Task input Block Start

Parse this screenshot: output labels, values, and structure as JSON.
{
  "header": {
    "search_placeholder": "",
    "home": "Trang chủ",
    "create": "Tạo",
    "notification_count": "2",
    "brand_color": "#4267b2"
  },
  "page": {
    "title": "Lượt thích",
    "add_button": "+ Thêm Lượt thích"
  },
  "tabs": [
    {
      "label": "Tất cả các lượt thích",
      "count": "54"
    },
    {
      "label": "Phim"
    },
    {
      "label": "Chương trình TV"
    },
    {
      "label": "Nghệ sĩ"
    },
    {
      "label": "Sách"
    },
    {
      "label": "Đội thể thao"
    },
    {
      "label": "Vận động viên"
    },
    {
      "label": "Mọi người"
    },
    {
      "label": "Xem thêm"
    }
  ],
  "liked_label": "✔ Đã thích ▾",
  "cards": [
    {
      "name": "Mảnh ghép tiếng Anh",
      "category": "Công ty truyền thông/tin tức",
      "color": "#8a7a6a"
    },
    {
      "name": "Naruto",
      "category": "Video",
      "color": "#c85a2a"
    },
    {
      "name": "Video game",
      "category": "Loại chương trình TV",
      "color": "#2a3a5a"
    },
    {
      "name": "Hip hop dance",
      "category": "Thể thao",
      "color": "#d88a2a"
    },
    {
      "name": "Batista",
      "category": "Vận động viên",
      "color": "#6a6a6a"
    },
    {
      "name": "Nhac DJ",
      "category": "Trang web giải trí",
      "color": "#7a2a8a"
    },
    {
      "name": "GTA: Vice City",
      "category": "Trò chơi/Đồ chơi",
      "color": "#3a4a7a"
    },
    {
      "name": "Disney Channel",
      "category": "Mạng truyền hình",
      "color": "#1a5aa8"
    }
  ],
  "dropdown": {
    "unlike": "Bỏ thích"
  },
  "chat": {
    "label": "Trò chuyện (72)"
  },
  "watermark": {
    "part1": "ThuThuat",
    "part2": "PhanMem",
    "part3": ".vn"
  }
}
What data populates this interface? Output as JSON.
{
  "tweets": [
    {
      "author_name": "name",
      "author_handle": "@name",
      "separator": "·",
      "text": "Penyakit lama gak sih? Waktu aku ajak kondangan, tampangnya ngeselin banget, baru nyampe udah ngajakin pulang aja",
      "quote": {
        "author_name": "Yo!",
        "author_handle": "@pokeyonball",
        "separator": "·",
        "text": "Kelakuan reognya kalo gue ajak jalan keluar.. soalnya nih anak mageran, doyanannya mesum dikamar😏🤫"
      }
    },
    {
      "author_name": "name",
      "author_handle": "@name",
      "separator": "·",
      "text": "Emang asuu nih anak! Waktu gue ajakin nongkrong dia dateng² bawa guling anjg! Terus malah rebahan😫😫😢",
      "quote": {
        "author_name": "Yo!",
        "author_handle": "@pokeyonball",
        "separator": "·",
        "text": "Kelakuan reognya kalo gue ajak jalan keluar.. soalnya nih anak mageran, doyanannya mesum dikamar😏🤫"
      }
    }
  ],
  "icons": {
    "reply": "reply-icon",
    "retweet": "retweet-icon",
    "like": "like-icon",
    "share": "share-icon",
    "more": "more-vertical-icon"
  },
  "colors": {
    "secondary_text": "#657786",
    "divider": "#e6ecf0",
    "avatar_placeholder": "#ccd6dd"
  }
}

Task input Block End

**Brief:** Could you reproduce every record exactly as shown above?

**Solution to the problem:**
Parse this screenshot: output labels, values, and structure as JSON.
{
  "header": {
    "search_placeholder": "",
    "home": "Trang chủ",
    "create": "Tạo",
    "notification_count": "2",
    "brand_color": "#4267b2"
  },
  "page": {
    "title": "Lượt thích",
    "add_button": "+ Thêm Lượt thích"
  },
  "tabs": [
    {
      "label": "Tất cả các lượt thích",
      "count": "54"
    },
    {
      "label": "Phim"
    },
    {
      "label": "Chương trình TV"
    },
    {
      "label": "Nghệ sĩ"
    },
    {
      "label": "Sách"
    },
    {
      "label": "Đội thể thao"
    },
    {
      "label": "Vận động viên"
    },
    {
      "label": "Mọi người"
    },
    {
      "label": "Xem thêm"
    }
  ],
  "liked_label": "✔ Đã thích ▾",
  "cards": [
    {
      "name": "Mảnh ghép tiếng Anh",
      "category": "Công ty truyền thông/tin tức",
      "color": "#8a7a6a"
    },
    {
      "name": "Naruto",
      "category": "Video",
      "color": "#c85a2a"
    },
    {
      "name": "Video game",
      "category": "Loại chương trình TV",
      "color": "#2a3a5a"
    },
    {
      "name": "Hip hop dance",
      "category": "Thể thao",
      "color": "#d88a2a"
    },
    {
      "name": "Batista",
      "category": "Vận động viên",
      "color": "#6a6a6a"
    },
    {
      "name": "Nhac DJ",
      "category": "Trang web giải trí",
      "color": "#7a2a8a"
    },
    {
      "name": "GTA: Vice City",
      "category": "Trò chơi/Đồ chơi",
      "color": "#3a4a7a"
    },
    {
      "name": "Disney Channel",
      "category": "Mạng truyền hình",
      "color": "#1a5aa8"
    }
  ],
  "dropdown": {
    "unlike": "Bỏ thích"
  },
  "chat": {
    "label": "Trò chuyện (72)"
  },
  "watermark": {
    "part1": "ThuThuat",
    "part2": "PhanMem",
    "part3": ".vn"
  }
}
What data populates this interface? Output as JSON.
{
  "tweets": [
    {
      "author_name": "name",
      "author_handle": "@name",
      "separator": "·",
      "text": "Penyakit lama gak sih? Waktu aku ajak kondangan, tampangnya ngeselin banget, baru nyampe udah ngajakin pulang aja",
      "quote": {
        "author_name": "Yo!",
        "author_handle": "@pokeyonball",
        "separator": "·",
        "text": "Kelakuan reognya kalo gue ajak jalan keluar.. soalnya nih anak mageran, doyanannya mesum dikamar😏🤫"
      }
    },
    {
      "author_name": "name",
      "author_handle": "@name",
      "separator": "·",
      "text": "Emang asuu nih anak! Waktu gue ajakin nongkrong dia dateng² bawa guling anjg! Terus malah rebahan😫😫😢",
      "quote": {
        "author_name": "Yo!",
        "author_handle": "@pokeyonball",
        "separator": "·",
        "text": "Kelakuan reognya kalo gue ajak jalan keluar.. soalnya nih anak mageran, doyanannya mesum dikamar😏🤫"
      }
    }
  ],
  "icons": {
    "reply": "reply-icon",
    "retweet": "retweet-icon",
    "like": "like-icon",
    "share": "share-icon",
    "more": "more-vertical-icon"
  },
  "colors": {
    "secondary_text": "#657786",
    "divider": "#e6ecf0",
    "avatar_placeholder": "#ccd6dd"
  }
}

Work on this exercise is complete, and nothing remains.